▸ **Task prompt**: Would you copy all lines in the data that contain the word "animi"?
= = = = = = =
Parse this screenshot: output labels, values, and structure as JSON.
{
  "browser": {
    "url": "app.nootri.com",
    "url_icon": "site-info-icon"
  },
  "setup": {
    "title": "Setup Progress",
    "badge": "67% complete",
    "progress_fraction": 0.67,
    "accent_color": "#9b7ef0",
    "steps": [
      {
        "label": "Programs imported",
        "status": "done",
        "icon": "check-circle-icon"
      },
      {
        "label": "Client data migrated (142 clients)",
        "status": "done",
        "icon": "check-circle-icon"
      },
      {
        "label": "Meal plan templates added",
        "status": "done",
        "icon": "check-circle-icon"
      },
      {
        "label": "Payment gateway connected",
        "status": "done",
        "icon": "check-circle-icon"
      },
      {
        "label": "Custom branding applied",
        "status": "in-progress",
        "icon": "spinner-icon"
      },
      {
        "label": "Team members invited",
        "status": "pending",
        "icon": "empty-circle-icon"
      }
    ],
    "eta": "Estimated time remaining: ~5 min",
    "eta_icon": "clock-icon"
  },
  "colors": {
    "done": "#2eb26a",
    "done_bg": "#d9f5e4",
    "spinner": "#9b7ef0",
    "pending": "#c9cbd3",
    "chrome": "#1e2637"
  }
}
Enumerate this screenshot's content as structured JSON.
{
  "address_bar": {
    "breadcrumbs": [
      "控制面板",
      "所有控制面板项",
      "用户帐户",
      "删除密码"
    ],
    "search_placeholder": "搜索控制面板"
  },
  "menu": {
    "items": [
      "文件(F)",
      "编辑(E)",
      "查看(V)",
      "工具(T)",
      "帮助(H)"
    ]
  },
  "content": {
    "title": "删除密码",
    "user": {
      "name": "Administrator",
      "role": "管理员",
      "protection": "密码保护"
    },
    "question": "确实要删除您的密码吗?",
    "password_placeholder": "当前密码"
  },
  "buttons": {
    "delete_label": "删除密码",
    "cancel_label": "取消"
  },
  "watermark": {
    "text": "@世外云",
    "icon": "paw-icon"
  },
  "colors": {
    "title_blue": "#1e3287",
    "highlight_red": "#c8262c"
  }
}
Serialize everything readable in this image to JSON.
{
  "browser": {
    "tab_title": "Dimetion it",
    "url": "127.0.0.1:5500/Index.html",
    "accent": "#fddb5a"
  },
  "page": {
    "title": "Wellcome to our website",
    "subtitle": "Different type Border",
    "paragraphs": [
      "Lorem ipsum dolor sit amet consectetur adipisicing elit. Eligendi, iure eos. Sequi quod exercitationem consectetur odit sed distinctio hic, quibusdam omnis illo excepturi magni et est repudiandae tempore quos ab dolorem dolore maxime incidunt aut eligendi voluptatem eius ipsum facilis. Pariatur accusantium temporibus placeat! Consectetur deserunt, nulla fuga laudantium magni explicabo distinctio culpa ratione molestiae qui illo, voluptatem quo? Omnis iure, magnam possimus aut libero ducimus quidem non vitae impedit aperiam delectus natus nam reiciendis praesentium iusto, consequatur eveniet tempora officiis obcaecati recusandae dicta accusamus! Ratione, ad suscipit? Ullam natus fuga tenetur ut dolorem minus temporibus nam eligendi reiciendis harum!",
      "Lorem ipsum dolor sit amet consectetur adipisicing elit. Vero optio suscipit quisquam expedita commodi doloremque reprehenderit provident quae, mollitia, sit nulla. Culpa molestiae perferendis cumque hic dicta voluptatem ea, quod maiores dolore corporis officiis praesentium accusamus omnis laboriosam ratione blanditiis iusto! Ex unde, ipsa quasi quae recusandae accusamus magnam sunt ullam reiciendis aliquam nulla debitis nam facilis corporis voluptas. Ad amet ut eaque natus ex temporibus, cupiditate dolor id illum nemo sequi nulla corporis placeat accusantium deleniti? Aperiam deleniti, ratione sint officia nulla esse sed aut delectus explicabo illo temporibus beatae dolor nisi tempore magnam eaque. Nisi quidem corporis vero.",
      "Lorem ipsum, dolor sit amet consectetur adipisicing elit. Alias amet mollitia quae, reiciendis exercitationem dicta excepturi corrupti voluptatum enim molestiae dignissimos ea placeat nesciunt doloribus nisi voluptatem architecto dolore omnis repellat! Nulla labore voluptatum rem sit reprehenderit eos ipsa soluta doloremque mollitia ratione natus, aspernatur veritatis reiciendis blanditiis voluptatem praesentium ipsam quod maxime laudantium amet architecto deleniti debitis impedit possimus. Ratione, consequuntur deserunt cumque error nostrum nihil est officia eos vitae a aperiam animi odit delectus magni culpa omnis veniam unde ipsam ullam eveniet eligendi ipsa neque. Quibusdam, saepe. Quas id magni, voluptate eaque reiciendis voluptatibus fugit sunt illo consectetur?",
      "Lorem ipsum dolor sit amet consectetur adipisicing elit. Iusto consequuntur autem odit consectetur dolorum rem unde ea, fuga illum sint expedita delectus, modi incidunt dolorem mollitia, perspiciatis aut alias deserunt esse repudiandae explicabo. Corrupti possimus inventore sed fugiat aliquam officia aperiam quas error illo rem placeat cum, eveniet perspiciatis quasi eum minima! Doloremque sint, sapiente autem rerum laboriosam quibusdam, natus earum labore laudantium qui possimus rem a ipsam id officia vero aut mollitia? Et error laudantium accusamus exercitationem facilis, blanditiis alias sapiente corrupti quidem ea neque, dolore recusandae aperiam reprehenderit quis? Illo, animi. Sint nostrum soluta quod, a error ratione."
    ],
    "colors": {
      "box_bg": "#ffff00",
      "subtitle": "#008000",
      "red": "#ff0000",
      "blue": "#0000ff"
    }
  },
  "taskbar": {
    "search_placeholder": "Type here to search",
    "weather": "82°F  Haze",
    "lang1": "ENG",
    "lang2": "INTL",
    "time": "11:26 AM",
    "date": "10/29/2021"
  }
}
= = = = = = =
▸ **Answer space**:
      "Lorem ipsum, dolor sit amet consectetur adipisicing elit. Alias amet mollitia quae, reiciendis exercitationem dicta excepturi corrupti voluptatum enim molestiae dignissimos ea placeat nesciunt doloribus nisi voluptatem architecto dolore omnis repellat! Nulla labore voluptatum rem sit reprehenderit eos ipsa soluta doloremque mollitia ratione natus, aspernatur veritatis reiciendis blanditiis voluptatem praesentium ipsam quod maxime laudantium amet architecto deleniti debitis impedit possimus. Ratione, consequuntur deserunt cumque error nostrum nihil est officia eos vitae a aperiam animi odit delectus magni culpa omnis veniam unde ipsam ullam eveniet eligendi ipsa neque. Quibusdam, saepe. Quas id magni, voluptate eaque reiciendis voluptatibus fugit sunt illo consectetur?",
      "Lorem ipsum dolor sit amet consectetur adipisicing elit. Iusto consequuntur autem odit consectetur dolorum rem unde ea, fuga illum sint expedita delectus, modi incidunt dolorem mollitia, perspiciatis aut alias deserunt esse repudiandae explicabo. Corrupti possimus inventore sed fugiat aliquam officia aperiam quas error illo rem placeat cum, eveniet perspiciatis quasi eum minima! Doloremque sint, sapiente autem rerum laboriosam quibusdam, natus earum labore laudantium qui possimus rem a ipsam id officia vero aut mollitia? Et error laudantium accusamus exercitationem facilis, blanditiis alias sapiente corrupti quidem ea neque, dolore recusandae aperiam reprehenderit quis? Illo, animi. Sint nostrum soluta quod, a error ratione."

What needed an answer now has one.